  7. Adoption Statute: The Family Law Section, in collaboration with the American Academy of Adoption Attorneys is working to propose certain amendments to the adoption statute, which has not been amended since 1994.

A detailed description of each of the foregoing bills is contained in these Materials.

How the NJSBA Impacts Legislation:

The NJSBA Government Affairs Department is constantly monitoring new legislation that is introduced in the Senate and Assembly and they refer these bills to the sections of the NJSBA that may be affected by the bill. If a bill pertains to a family law related issue, the Family Law Executive Committee, which is a part of the NJSBA, is then provided with an opportunity to review the bill and take a position to support the bill, oppose the bill or support the bill with amendments. This opportunity lets the voice of section be heard and acknowledged by NJSBA.

Then the positions taken by the Family Law Executive Committee, and other sections, are reviewed by the Legislative Committee of the NJSBA ("Legislative Committee"). The Legislative Committee then considers the position taken by the sections that were asked to review the bill and then makes a recommendation on the bill to the Board of Trustees.

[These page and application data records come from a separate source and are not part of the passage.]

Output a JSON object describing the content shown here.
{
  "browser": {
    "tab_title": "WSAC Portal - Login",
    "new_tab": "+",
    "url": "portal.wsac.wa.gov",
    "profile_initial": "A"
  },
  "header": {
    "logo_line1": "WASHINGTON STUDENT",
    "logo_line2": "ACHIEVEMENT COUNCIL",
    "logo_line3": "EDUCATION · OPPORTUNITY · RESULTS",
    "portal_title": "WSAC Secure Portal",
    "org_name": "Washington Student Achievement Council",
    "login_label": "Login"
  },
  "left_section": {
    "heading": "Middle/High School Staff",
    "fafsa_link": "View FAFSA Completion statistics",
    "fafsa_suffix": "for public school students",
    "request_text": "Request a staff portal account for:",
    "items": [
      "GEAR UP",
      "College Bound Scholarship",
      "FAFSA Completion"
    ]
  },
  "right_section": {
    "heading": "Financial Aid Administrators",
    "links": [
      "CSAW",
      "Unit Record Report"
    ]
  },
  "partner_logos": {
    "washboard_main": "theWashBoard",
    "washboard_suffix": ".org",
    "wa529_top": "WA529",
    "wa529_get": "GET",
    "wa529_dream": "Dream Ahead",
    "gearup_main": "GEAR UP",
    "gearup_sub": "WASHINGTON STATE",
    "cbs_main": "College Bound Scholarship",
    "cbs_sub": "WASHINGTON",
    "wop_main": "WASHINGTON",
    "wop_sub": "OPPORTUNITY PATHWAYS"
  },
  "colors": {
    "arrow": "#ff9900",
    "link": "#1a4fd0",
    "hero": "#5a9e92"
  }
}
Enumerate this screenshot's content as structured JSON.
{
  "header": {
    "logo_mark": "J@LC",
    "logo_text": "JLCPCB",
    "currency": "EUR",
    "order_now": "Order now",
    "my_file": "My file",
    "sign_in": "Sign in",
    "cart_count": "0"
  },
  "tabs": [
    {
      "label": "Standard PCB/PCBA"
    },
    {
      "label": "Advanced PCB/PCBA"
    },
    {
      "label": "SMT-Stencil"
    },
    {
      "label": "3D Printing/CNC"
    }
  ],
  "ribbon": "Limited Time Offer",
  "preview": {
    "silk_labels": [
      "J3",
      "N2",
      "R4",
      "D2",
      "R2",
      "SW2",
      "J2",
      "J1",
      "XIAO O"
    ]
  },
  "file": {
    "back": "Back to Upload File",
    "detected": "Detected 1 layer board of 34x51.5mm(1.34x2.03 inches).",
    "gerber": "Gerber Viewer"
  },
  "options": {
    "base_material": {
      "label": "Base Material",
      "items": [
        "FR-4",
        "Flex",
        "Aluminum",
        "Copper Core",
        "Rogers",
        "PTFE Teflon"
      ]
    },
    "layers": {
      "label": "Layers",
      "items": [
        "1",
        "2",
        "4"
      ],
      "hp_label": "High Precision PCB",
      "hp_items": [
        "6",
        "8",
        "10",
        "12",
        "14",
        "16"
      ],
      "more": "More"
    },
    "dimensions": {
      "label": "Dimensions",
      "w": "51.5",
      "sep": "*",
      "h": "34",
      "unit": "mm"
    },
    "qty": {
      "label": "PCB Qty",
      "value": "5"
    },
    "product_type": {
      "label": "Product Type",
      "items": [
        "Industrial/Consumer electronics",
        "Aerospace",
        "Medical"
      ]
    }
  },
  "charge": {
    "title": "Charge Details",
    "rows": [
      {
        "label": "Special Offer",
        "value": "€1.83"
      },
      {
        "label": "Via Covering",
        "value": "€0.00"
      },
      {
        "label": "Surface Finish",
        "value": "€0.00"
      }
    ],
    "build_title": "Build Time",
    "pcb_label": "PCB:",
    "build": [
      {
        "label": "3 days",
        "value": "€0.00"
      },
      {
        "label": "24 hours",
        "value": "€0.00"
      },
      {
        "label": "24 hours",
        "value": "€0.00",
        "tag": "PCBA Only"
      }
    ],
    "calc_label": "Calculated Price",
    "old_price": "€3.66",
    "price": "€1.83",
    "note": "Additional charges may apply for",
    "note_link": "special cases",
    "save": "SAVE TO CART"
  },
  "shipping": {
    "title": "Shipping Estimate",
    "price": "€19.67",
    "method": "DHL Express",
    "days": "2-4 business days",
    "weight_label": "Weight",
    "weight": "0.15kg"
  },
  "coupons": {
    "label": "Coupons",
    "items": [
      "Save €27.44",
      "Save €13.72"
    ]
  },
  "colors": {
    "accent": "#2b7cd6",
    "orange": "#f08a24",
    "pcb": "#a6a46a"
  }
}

Then, the Board of Trustees reviews the recommendation of the Legislative Committee and will take a formal position on the bill – this position then becomes the position of the NJSBA. The Legislative and Government Affairs Department of the NJSBA will then contact legislatures and advocate for the position being advanced. At times, members of the NJSBA are called upon to provide testimony before the Senate or Assembly to advance the position submitted by the NJSBA.

In addition to opining upon pending legislation, the Family Law Section also works on creating new law by preparing proposed legislation. The proposed legislation is taken through the same chain of command as a position on pending legislation. If the pending legislation is supported by the Board of Trustees of the NJSBA, then the next step is for the Legislative and Government Affairs Department of the NJSBA to find a sponsor(s) to support and/or introduce the proposed legislation as a bill.

Conclusion:

In conclusion, the Family Law Section through the NJSBA has been instrumental in supporting, opposing and creating bills that will affect our practice area. Stay tuned as our laws will continue to evolve not only through case law but also through the legislative branch of our Government.


[1] Sheryl Seiden is admitted to practice law in the states of New York and New Jersey. She is founding partner of Seiden Family Law, LLC in Cranford, New Jersey. She is currently the Secretary of the Family Law Executive Committee of the New Jersey State Bar Association ("FLEC"), and a fellow of the American Academy of Matrimonial Lawyers – New Jersey Chapter. She is a former co-chair of the Legislative Committee of the FLEC and has previously served as a member of the committee.